What you have to do
Every line of the entries below that carries the string "scripts" should be copied.

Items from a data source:
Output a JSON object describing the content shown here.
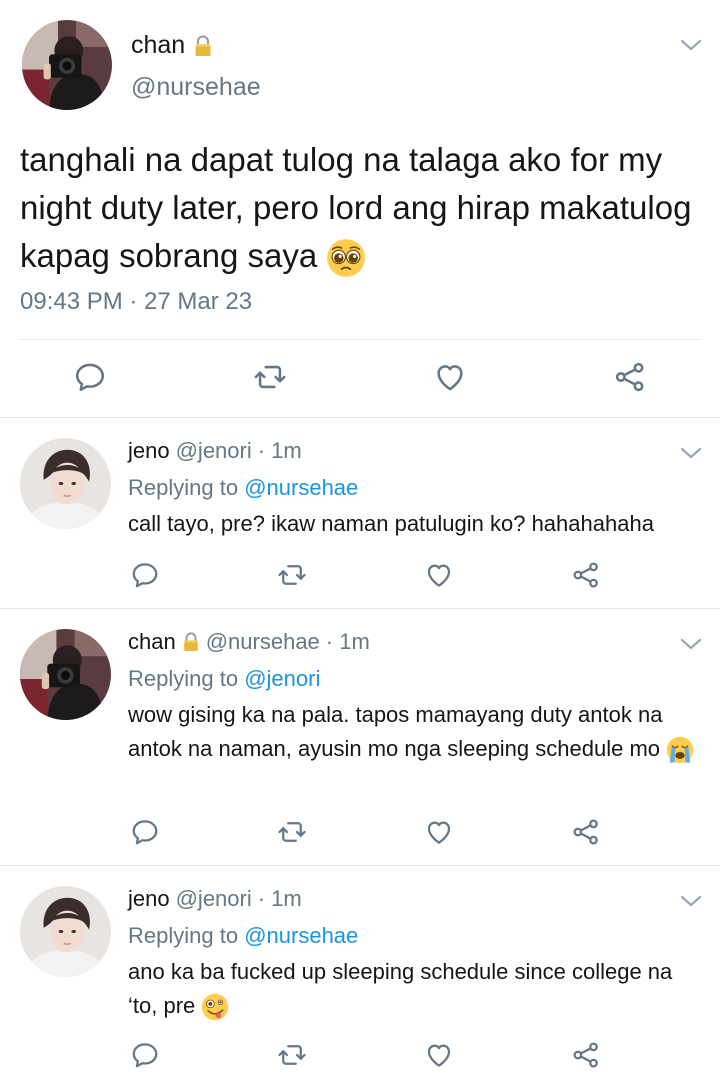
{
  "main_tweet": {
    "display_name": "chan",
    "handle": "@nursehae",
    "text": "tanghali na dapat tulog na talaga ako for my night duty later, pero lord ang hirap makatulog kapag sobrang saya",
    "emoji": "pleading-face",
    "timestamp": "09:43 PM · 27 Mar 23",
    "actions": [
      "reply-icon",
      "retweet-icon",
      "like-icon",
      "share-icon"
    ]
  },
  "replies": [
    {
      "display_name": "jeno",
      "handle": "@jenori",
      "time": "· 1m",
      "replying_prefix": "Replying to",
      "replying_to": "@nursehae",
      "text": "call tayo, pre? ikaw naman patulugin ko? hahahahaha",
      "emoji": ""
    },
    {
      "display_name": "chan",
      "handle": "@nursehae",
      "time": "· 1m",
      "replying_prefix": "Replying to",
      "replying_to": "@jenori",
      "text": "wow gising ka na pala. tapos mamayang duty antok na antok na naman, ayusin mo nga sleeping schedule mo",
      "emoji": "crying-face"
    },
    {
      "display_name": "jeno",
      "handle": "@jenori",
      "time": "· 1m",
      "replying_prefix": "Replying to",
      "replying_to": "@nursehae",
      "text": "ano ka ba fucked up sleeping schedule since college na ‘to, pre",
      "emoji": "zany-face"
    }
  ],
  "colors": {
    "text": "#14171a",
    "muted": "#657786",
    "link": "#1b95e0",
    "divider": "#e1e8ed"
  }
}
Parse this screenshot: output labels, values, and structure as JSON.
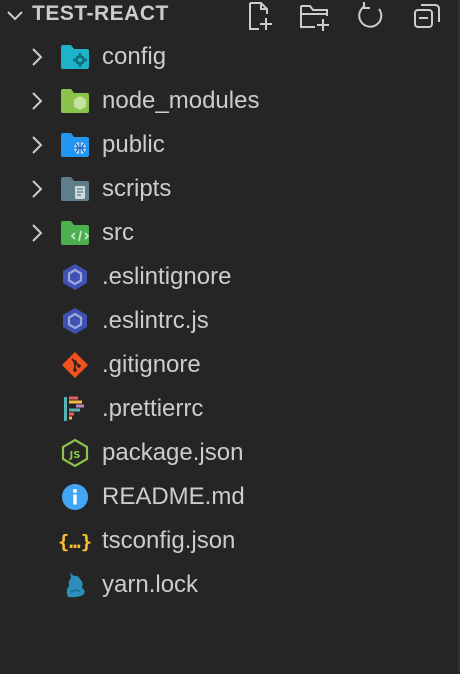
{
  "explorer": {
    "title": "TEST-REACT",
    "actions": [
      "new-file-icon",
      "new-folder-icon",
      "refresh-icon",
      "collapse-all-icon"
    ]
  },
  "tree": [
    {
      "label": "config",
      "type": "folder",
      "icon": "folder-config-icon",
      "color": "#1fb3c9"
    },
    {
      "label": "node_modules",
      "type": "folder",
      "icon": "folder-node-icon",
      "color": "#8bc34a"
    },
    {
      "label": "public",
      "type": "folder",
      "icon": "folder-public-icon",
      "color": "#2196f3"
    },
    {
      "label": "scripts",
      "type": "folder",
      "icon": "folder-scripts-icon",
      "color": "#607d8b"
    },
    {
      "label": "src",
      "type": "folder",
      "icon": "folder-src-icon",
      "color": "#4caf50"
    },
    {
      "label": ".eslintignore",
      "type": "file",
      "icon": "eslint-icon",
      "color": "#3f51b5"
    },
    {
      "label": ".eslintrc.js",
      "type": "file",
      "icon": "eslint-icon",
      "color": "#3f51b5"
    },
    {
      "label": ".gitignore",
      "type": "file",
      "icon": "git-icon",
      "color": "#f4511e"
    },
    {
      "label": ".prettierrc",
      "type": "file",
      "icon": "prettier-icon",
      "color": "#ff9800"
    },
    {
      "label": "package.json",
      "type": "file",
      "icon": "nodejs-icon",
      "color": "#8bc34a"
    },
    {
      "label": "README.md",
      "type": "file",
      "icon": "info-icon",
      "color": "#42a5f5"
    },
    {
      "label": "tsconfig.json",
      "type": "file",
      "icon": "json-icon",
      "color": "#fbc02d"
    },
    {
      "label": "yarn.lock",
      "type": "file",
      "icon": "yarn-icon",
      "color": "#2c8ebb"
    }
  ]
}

Response for this exercise
      "label": "scripts",
      "icon": "folder-scripts-icon",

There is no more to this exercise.